Initially, denim jeans were mainly worn by cowboys, miners, and railroad workers due to their robustness and functionality. However, it wasn’t long before denim began to transcend its workwear status. In the early 20th century, Hollywood played a significant role in popularizing denim among the masses.
Film stars like Marlon Brando and James Dean embraced denim jeans, reflecting a rebellious and rugged image on the silver screen. This association with counterculture transformed denim into a symbol of youthful rebellion and individuality. It became a powerful means of self-expression, highlighting the wearer’s distinctive style and attitude.
As denim started gaining traction in popular culture, designers began experimenting with different cuts, washes, and styles. In the 1960s and 1970s, the world witnessed the emergence of bell-bottom jeans, flares, and wide-legged denim trousers, inspired by the burgeoning hippie and disco movements. Denim was no longer limited to just one style or function; it became a canvas for creativity.
In the 1980s, denim experienced another revolution with the introduction of acid wash and stone wash jeans. This distressed and faded look became synonymous with the era’s fashion. Denim continued to evolve, with various alterations like high-waisted jeans, skinny jeans, and distressed denim making their way into the mainstream.
The 1990s marked a turning point for denim, as the grunge movement took center stage. Denim jeans, paired with flannel shirts and combat boots, became an emblem of the alternative subculture. This decade witnessed the rise of designer denim brands like Calvin Klein, Diesel, and Guess, further solidifying denim’s status as a fashionable choice.
In the new millennium, the influence of hip-hop culture and streetwear shifted the denim landscape once again.
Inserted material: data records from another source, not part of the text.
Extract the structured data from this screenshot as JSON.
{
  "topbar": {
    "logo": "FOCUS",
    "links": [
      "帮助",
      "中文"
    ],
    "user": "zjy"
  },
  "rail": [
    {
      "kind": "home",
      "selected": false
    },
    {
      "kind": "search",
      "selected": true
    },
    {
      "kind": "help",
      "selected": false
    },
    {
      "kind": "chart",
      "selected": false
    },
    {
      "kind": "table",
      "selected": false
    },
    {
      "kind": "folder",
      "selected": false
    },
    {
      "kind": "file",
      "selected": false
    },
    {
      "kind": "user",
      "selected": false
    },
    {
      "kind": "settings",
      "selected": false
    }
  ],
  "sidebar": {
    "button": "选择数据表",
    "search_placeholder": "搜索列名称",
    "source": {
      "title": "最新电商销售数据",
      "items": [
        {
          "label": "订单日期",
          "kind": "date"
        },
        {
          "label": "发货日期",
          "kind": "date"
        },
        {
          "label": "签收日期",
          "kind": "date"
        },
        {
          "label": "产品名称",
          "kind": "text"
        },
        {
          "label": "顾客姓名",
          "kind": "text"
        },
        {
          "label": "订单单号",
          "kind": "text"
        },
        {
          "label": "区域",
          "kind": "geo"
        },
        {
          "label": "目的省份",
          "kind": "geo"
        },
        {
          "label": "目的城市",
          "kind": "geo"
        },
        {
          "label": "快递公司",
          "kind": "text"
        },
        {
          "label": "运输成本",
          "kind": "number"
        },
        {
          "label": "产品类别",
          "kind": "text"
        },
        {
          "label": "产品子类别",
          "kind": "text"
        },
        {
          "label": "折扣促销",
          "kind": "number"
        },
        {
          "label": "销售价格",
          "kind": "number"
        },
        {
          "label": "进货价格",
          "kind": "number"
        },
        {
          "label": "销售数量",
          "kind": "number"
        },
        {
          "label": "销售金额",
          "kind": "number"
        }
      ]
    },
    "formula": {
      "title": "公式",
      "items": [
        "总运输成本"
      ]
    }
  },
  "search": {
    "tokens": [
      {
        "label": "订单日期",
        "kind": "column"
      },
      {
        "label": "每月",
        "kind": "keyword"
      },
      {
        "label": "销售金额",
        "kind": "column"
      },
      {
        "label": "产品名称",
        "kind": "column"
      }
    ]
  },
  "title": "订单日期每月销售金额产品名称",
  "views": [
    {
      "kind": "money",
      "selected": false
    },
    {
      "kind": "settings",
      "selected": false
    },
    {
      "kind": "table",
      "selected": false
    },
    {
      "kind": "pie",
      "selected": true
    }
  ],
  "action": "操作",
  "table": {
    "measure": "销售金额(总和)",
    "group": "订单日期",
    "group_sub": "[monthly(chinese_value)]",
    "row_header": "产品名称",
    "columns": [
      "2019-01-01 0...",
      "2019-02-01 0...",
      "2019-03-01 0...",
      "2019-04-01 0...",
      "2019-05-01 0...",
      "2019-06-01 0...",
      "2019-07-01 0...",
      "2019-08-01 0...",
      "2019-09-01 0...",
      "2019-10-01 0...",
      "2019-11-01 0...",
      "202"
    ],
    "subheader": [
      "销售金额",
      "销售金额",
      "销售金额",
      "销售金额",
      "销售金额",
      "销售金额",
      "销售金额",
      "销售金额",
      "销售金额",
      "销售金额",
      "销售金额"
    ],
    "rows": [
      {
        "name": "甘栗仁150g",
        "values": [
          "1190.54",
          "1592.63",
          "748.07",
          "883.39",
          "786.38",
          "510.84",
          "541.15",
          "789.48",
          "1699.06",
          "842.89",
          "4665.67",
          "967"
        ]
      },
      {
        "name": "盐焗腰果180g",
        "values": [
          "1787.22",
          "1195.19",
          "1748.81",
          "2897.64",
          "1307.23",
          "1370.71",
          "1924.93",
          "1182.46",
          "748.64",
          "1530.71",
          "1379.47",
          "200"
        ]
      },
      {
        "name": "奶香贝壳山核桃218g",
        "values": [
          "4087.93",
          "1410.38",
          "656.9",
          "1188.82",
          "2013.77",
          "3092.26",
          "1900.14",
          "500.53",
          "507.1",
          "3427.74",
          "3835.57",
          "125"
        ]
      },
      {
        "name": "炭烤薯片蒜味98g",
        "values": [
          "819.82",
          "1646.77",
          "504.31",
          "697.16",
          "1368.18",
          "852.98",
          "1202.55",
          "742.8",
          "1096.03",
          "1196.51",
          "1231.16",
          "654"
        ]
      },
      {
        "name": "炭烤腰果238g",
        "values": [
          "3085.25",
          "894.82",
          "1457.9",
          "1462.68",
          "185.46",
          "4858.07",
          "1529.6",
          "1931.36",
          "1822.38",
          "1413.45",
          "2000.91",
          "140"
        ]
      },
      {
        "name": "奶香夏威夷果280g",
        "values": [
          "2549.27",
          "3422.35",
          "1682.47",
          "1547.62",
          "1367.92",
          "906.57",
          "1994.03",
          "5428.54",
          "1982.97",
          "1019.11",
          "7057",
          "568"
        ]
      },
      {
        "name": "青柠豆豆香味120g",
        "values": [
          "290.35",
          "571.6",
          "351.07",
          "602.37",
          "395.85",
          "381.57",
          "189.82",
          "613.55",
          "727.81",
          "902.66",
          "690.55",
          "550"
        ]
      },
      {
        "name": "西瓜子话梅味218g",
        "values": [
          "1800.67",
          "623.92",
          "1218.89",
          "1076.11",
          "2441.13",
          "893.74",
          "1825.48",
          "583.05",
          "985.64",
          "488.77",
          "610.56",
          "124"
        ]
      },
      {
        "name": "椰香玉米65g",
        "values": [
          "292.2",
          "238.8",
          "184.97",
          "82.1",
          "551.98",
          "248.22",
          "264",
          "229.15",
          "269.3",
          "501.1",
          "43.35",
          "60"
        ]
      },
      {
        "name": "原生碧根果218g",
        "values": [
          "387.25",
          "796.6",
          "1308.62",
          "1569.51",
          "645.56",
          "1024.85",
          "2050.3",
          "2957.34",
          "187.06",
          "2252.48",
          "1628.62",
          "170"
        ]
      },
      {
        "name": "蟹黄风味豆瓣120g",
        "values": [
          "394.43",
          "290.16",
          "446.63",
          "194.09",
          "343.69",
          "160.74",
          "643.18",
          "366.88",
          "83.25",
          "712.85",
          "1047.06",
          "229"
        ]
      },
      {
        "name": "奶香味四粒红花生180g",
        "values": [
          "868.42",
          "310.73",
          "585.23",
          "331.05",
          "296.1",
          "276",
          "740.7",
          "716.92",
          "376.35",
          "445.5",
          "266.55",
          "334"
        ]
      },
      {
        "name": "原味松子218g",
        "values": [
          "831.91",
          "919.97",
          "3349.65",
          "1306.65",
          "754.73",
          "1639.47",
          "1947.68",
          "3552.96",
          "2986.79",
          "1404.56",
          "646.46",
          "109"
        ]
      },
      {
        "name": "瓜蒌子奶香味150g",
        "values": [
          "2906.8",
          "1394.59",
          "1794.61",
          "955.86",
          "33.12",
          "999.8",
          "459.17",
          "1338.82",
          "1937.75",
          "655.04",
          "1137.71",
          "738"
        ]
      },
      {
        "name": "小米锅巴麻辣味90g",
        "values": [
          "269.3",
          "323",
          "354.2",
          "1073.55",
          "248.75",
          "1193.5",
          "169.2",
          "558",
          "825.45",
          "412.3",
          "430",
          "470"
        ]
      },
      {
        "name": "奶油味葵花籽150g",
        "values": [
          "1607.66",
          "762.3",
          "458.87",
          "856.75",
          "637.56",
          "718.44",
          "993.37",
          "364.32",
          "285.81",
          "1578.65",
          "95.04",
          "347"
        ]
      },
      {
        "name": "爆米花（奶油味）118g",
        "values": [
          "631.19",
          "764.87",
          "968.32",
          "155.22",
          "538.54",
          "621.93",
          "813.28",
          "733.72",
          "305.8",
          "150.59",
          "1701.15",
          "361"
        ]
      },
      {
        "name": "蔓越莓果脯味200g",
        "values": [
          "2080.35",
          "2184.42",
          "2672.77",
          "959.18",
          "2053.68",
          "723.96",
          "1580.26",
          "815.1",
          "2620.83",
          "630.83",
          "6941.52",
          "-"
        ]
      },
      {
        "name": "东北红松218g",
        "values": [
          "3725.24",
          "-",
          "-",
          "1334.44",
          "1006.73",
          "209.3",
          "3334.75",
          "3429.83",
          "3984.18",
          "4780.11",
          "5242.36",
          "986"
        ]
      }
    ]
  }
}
Baggy jeans with oversized logos and embroidery became popular, reflecting street style aesthetics. At the same time, premium denim brands such as Seven for All Mankind and True Religion introduced luxury denim into the market, making it an aspirational fashion item.
Today, denim is an integral part of global fashion, transcending gender, age, and social status. From classic blue jeans to denim jackets, skirts, and even accessories, it seamlessly blends into every aspect of our lives. Denim has become a symbol of versatility and timelessness.
The evolution of denim from workwear to fashion staple is a testament to its enduring appeal. Its ability to adapt and reinvent itself in response to evolving fashion trends is extraordinary. Denim has survived the test of time, proving that it is not just a passing fad but an essential fabric that holds a special place in our hearts and closets.
In conclusion, denim has come a long way from its early days as sturdy workwear. It has morphed into an iconic symbol of style and self-expression. From Hollywood rebels to mainstream fashionistas, denim has captured the hearts of people across generations. As we embrace its rich history and countless variations, denim continues to inspire and enhance our fashion choices.